- Task instructions -
Go through the material below and copy each line exactly.

- Data for this task -
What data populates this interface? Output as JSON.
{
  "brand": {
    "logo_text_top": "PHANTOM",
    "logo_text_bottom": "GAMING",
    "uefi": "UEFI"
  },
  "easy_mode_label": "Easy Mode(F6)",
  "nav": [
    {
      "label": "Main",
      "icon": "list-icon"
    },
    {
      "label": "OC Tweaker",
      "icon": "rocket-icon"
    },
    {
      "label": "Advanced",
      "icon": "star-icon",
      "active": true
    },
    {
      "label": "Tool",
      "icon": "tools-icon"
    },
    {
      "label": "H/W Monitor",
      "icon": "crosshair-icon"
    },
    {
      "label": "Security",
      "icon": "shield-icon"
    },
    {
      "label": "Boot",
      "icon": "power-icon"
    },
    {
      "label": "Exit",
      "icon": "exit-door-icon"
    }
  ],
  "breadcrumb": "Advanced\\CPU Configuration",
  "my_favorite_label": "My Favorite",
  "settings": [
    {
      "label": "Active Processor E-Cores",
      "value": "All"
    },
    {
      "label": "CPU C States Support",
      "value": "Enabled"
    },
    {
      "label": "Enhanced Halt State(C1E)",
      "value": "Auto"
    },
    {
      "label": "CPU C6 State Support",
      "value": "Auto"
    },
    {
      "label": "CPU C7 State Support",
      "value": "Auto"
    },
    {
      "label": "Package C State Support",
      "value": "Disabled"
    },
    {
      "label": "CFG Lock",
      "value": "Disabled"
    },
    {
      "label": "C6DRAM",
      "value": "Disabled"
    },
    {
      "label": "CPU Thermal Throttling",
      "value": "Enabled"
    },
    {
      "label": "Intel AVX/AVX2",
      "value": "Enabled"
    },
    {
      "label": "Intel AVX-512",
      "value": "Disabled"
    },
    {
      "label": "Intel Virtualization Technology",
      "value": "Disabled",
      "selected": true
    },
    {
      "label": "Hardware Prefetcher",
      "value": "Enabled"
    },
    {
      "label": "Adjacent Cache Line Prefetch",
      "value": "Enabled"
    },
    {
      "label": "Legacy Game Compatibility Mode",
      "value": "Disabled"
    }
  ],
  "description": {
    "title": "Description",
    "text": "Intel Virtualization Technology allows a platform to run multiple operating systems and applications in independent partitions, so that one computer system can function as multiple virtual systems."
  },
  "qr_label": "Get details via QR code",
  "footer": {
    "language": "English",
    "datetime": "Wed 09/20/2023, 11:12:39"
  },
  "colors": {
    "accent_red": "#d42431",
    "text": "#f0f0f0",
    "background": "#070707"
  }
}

- Task output -
What data populates this interface? Output as JSON.
{
  "brand": {
    "logo_text_top": "PHANTOM",
    "logo_text_bottom": "GAMING",
    "uefi": "UEFI"
  },
  "easy_mode_label": "Easy Mode(F6)",
  "nav": [
    {
      "label": "Main",
      "icon": "list-icon"
    },
    {
      "label": "OC Tweaker",
      "icon": "rocket-icon"
    },
    {
      "label": "Advanced",
      "icon": "star-icon",
      "active": true
    },
    {
      "label": "Tool",
      "icon": "tools-icon"
    },
    {
      "label": "H/W Monitor",
      "icon": "crosshair-icon"
    },
    {
      "label": "Security",
      "icon": "shield-icon"
    },
    {
      "label": "Boot",
      "icon": "power-icon"
    },
    {
      "label": "Exit",
      "icon": "exit-door-icon"
    }
  ],
  "breadcrumb": "Advanced\\CPU Configuration",
  "my_favorite_label": "My Favorite",
  "settings": [
    {
      "label": "Active Processor E-Cores",
      "value": "All"
    },
    {
      "label": "CPU C States Support",
      "value": "Enabled"
    },
    {
      "label": "Enhanced Halt State(C1E)",
      "value": "Auto"
    },
    {
      "label": "CPU C6 State Support",
      "value": "Auto"
    },
    {
      "label": "CPU C7 State Support",
      "value": "Auto"
    },
    {
      "label": "Package C State Support",
      "value": "Disabled"
    },
    {
      "label": "CFG Lock",
      "value": "Disabled"
    },
    {
      "label": "C6DRAM",
      "value": "Disabled"
    },
    {
      "label": "CPU Thermal Throttling",
      "value": "Enabled"
    },
    {
      "label": "Intel AVX/AVX2",
      "value": "Enabled"
    },
    {
      "label": "Intel AVX-512",
      "value": "Disabled"
    },
    {
      "label": "Intel Virtualization Technology",
      "value": "Disabled",
      "selected": true
    },
    {
      "label": "Hardware Prefetcher",
      "value": "Enabled"
    },
    {
      "label": "Adjacent Cache Line Prefetch",
      "value": "Enabled"
    },
    {
      "label": "Legacy Game Compatibility Mode",
      "value": "Disabled"
    }
  ],
  "description": {
    "title": "Description",
    "text": "Intel Virtualization Technology allows a platform to run multiple operating systems and applications in independent partitions, so that one computer system can function as multiple virtual systems."
  },
  "qr_label": "Get details via QR code",
  "footer": {
    "language": "English",
    "datetime": "Wed 09/20/2023, 11:12:39"
  },
  "colors": {
    "accent_red": "#d42431",
    "text": "#f0f0f0",
    "background": "#070707"
  }
}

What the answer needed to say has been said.